Task directions: Every line of the material needs an exact copy, apart from the images.

⟨

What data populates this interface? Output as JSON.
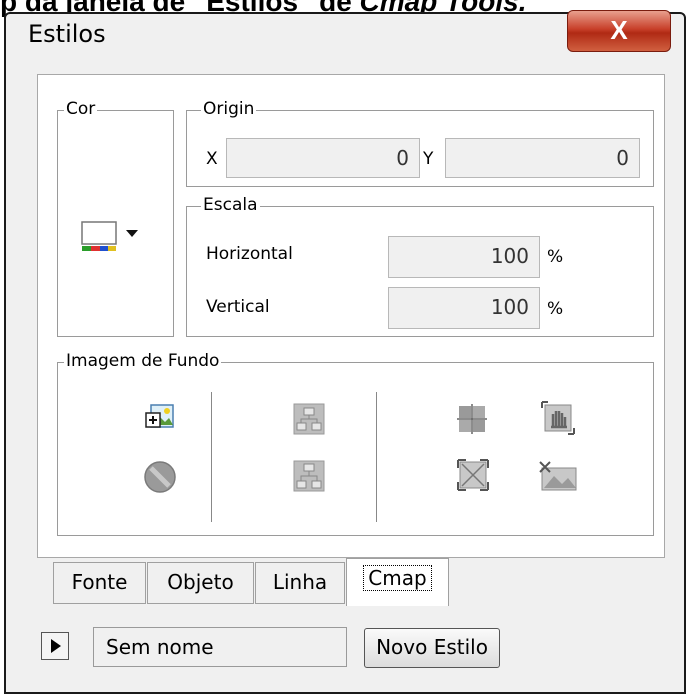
{
  "caption": {
    "prefix": "p da janela de \"Estilos\" de ",
    "app_name": "Cmap Tools."
  },
  "window": {
    "title": "Estilos",
    "close_glyph": "X",
    "accent_close": "#c8402a"
  },
  "cor": {
    "legend": "Cor",
    "icon": "color-picker-icon"
  },
  "origin": {
    "legend": "Origin",
    "x_label": "X",
    "x_value": "0",
    "y_label": "Y",
    "y_value": "0"
  },
  "escala": {
    "legend": "Escala",
    "horizontal_label": "Horizontal",
    "horizontal_value": "100",
    "horizontal_unit": "%",
    "vertical_label": "Vertical",
    "vertical_value": "100",
    "vertical_unit": "%"
  },
  "imagem_fundo": {
    "legend": "Imagem de Fundo",
    "icons": [
      "add-image-icon",
      "remove-image-icon",
      "layout-top-icon",
      "layout-bottom-icon",
      "tile-icon",
      "hand-move-icon",
      "fit-icon",
      "crop-icon"
    ]
  },
  "tabs": [
    {
      "label": "Fonte",
      "active": false
    },
    {
      "label": "Objeto",
      "active": false
    },
    {
      "label": "Linha",
      "active": false
    },
    {
      "label": "Cmap",
      "active": true
    }
  ],
  "footer": {
    "style_name": "Sem nome",
    "new_style_label": "Novo Estilo"
  }
}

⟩

Solution for this task:
What data populates this interface? Output as JSON.
{
  "caption": {
    "prefix": "p da janela de \"Estilos\" de ",
    "app_name": "Cmap Tools."
  },
  "window": {
    "title": "Estilos",
    "close_glyph": "X",
    "accent_close": "#c8402a"
  },
  "cor": {
    "legend": "Cor",
    "icon": "color-picker-icon"
  },
  "origin": {
    "legend": "Origin",
    "x_label": "X",
    "x_value": "0",
    "y_label": "Y",
    "y_value": "0"
  },
  "escala": {
    "legend": "Escala",
    "horizontal_label": "Horizontal",
    "horizontal_value": "100",
    "horizontal_unit": "%",
    "vertical_label": "Vertical",
    "vertical_value": "100",
    "vertical_unit": "%"
  },
  "imagem_fundo": {
    "legend": "Imagem de Fundo",
    "icons": [
      "add-image-icon",
      "remove-image-icon",
      "layout-top-icon",
      "layout-bottom-icon",
      "tile-icon",
      "hand-move-icon",
      "fit-icon",
      "crop-icon"
    ]
  },
  "tabs": [
    {
      "label": "Fonte",
      "active": false
    },
    {
      "label": "Objeto",
      "active": false
    },
    {
      "label": "Linha",
      "active": false
    },
    {
      "label": "Cmap",
      "active": true
    }
  ],
  "footer": {
    "style_name": "Sem nome",
    "new_style_label": "Novo Estilo"
  }
}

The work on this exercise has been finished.